_WORK TASK:_
Could you write out every entry exactly as it stands?
[RECORD SET — start]
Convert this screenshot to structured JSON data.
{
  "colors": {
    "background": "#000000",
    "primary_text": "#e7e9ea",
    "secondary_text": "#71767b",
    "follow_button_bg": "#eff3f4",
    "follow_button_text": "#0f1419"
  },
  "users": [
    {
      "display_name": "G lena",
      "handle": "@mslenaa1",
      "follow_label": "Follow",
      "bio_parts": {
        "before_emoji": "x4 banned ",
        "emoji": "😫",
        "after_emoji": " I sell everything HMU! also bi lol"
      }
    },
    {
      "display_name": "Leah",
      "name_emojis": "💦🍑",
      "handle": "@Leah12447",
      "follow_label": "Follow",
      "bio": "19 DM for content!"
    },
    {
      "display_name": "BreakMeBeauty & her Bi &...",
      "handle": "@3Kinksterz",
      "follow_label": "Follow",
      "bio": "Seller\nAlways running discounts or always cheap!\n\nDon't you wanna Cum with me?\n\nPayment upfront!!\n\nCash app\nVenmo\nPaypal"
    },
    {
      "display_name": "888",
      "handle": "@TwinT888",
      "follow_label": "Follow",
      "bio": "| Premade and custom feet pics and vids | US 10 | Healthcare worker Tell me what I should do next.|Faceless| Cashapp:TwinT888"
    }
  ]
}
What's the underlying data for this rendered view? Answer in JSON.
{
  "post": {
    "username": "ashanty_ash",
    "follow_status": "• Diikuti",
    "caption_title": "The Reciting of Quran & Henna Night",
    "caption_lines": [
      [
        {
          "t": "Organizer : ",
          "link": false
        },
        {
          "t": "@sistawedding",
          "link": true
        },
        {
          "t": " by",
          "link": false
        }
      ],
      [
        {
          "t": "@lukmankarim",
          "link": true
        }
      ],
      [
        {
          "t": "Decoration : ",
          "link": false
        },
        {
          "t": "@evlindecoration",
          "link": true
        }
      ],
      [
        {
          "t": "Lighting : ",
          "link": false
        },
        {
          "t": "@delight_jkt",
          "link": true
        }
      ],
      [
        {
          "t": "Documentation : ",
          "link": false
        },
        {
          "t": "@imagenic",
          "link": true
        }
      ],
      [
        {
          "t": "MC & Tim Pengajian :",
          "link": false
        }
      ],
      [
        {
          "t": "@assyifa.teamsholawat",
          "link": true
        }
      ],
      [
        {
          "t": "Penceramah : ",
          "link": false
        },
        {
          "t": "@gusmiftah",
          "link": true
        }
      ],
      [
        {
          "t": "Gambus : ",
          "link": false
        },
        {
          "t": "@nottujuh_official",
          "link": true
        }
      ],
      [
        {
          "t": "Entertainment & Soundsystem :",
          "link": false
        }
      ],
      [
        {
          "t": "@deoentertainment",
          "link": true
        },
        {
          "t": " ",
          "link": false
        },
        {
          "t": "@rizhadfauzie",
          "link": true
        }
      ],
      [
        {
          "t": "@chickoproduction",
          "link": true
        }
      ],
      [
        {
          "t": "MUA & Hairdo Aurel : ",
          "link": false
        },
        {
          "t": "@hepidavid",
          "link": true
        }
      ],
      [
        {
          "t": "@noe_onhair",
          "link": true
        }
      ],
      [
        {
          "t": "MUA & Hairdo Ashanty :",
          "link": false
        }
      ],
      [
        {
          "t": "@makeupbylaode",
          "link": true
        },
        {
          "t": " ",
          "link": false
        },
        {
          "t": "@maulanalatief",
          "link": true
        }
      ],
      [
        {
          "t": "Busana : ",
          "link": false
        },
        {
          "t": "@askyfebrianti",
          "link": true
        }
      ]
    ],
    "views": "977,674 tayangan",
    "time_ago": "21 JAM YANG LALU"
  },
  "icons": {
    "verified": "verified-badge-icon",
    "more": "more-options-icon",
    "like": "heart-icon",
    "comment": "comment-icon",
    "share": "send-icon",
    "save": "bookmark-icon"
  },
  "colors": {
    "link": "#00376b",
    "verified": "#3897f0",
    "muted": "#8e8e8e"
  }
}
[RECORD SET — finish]
_TASK RESULT:_
Convert this screenshot to structured JSON data.
{
  "colors": {
    "background": "#000000",
    "primary_text": "#e7e9ea",
    "secondary_text": "#71767b",
    "follow_button_bg": "#eff3f4",
    "follow_button_text": "#0f1419"
  },
  "users": [
    {
      "display_name": "G lena",
      "handle": "@mslenaa1",
      "follow_label": "Follow",
      "bio_parts": {
        "before_emoji": "x4 banned ",
        "emoji": "😫",
        "after_emoji": " I sell everything HMU! also bi lol"
      }
    },
    {
      "display_name": "Leah",
      "name_emojis": "💦🍑",
      "handle": "@Leah12447",
      "follow_label": "Follow",
      "bio": "19 DM for content!"
    },
    {
      "display_name": "BreakMeBeauty & her Bi &...",
      "handle": "@3Kinksterz",
      "follow_label": "Follow",
      "bio": "Seller\nAlways running discounts or always cheap!\n\nDon't you wanna Cum with me?\n\nPayment upfront!!\n\nCash app\nVenmo\nPaypal"
    },
    {
      "display_name": "888",
      "handle": "@TwinT888",
      "follow_label": "Follow",
      "bio": "| Premade and custom feet pics and vids | US 10 | Healthcare worker Tell me what I should do next.|Faceless| Cashapp:TwinT888"
    }
  ]
}
What's the underlying data for this rendered view? Answer in JSON.
{
  "post": {
    "username": "ashanty_ash",
    "follow_status": "• Diikuti",
    "caption_title": "The Reciting of Quran & Henna Night",
    "caption_lines": [
      [
        {
          "t": "Organizer : ",
          "link": false
        },
        {
          "t": "@sistawedding",
          "link": true
        },
        {
          "t": " by",
          "link": false
        }
      ],
      [
        {
          "t": "@lukmankarim",
          "link": true
        }
      ],
      [
        {
          "t": "Decoration : ",
          "link": false
        },
        {
          "t": "@evlindecoration",
          "link": true
        }
      ],
      [
        {
          "t": "Lighting : ",
          "link": false
        },
        {
          "t": "@delight_jkt",
          "link": true
        }
      ],
      [
        {
          "t": "Documentation : ",
          "link": false
        },
        {
          "t": "@imagenic",
          "link": true
        }
      ],
      [
        {
          "t": "MC & Tim Pengajian :",
          "link": false
        }
      ],
      [
        {
          "t": "@assyifa.teamsholawat",
          "link": true
        }
      ],
      [
        {
          "t": "Penceramah : ",
          "link": false
        },
        {
          "t": "@gusmiftah",
          "link": true
        }
      ],
      [
        {
          "t": "Gambus : ",
          "link": false
        },
        {
          "t": "@nottujuh_official",
          "link": true
        }
      ],
      [
        {
          "t": "Entertainment & Soundsystem :",
          "link": false
        }
      ],
      [
        {
          "t": "@deoentertainment",
          "link": true
        },
        {
          "t": " ",
          "link": false
        },
        {
          "t": "@rizhadfauzie",
          "link": true
        }
      ],
      [
        {
          "t": "@chickoproduction",
          "link": true
        }
      ],
      [
        {
          "t": "MUA & Hairdo Aurel : ",
          "link": false
        },
        {
          "t": "@hepidavid",
          "link": true
        }
      ],
      [
        {
          "t": "@noe_onhair",
          "link": true
        }
      ],
      [
        {
          "t": "MUA & Hairdo Ashanty :",
          "link": false
        }
      ],
      [
        {
          "t": "@makeupbylaode",
          "link": true
        },
        {
          "t": " ",
          "link": false
        },
        {
          "t": "@maulanalatief",
          "link": true
        }
      ],
      [
        {
          "t": "Busana : ",
          "link": false
        },
        {
          "t": "@askyfebrianti",
          "link": true
        }
      ]
    ],
    "views": "977,674 tayangan",
    "time_ago": "21 JAM YANG LALU"
  },
  "icons": {
    "verified": "verified-badge-icon",
    "more": "more-options-icon",
    "like": "heart-icon",
    "comment": "comment-icon",
    "share": "send-icon",
    "save": "bookmark-icon"
  },
  "colors": {
    "link": "#00376b",
    "verified": "#3897f0",
    "muted": "#8e8e8e"
  }
}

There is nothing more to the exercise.